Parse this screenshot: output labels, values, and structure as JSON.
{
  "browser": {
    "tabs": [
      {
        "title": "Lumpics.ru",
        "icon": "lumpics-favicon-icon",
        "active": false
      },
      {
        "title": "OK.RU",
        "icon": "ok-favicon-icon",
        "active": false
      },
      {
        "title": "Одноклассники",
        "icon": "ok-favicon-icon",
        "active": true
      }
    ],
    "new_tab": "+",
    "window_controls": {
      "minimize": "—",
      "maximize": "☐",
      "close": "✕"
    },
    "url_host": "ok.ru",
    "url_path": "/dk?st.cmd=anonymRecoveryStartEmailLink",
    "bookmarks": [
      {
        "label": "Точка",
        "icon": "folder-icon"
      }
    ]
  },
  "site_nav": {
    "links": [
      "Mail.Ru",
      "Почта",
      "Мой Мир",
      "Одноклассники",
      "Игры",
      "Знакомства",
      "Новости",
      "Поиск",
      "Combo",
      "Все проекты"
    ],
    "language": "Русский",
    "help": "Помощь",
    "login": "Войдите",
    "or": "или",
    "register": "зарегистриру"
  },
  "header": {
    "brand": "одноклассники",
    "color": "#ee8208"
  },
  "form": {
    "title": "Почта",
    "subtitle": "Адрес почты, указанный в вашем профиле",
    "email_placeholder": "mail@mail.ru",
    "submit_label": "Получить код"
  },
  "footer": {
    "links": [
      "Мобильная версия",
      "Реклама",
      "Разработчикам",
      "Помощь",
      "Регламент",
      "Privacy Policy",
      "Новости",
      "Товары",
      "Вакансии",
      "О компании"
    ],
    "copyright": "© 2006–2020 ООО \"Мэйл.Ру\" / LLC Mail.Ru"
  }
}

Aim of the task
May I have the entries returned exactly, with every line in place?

Answer space
Parse this screenshot: output labels, values, and structure as JSON.
{
  "browser": {
    "tabs": [
      {
        "title": "Lumpics.ru",
        "icon": "lumpics-favicon-icon",
        "active": false
      },
      {
        "title": "OK.RU",
        "icon": "ok-favicon-icon",
        "active": false
      },
      {
        "title": "Одноклассники",
        "icon": "ok-favicon-icon",
        "active": true
      }
    ],
    "new_tab": "+",
    "window_controls": {
      "minimize": "—",
      "maximize": "☐",
      "close": "✕"
    },
    "url_host": "ok.ru",
    "url_path": "/dk?st.cmd=anonymRecoveryStartEmailLink",
    "bookmarks": [
      {
        "label": "Точка",
        "icon": "folder-icon"
      }
    ]
  },
  "site_nav": {
    "links": [
      "Mail.Ru",
      "Почта",
      "Мой Мир",
      "Одноклассники",
      "Игры",
      "Знакомства",
      "Новости",
      "Поиск",
      "Combo",
      "Все проекты"
    ],
    "language": "Русский",
    "help": "Помощь",
    "login": "Войдите",
    "or": "или",
    "register": "зарегистриру"
  },
  "header": {
    "brand": "одноклассники",
    "color": "#ee8208"
  },
  "form": {
    "title": "Почта",
    "subtitle": "Адрес почты, указанный в вашем профиле",
    "email_placeholder": "mail@mail.ru",
    "submit_label": "Получить код"
  },
  "footer": {
    "links": [
      "Мобильная версия",
      "Реклама",
      "Разработчикам",
      "Помощь",
      "Регламент",
      "Privacy Policy",
      "Новости",
      "Товары",
      "Вакансии",
      "О компании"
    ],
    "copyright": "© 2006–2020 ООО \"Мэйл.Ру\" / LLC Mail.Ru"
  }
}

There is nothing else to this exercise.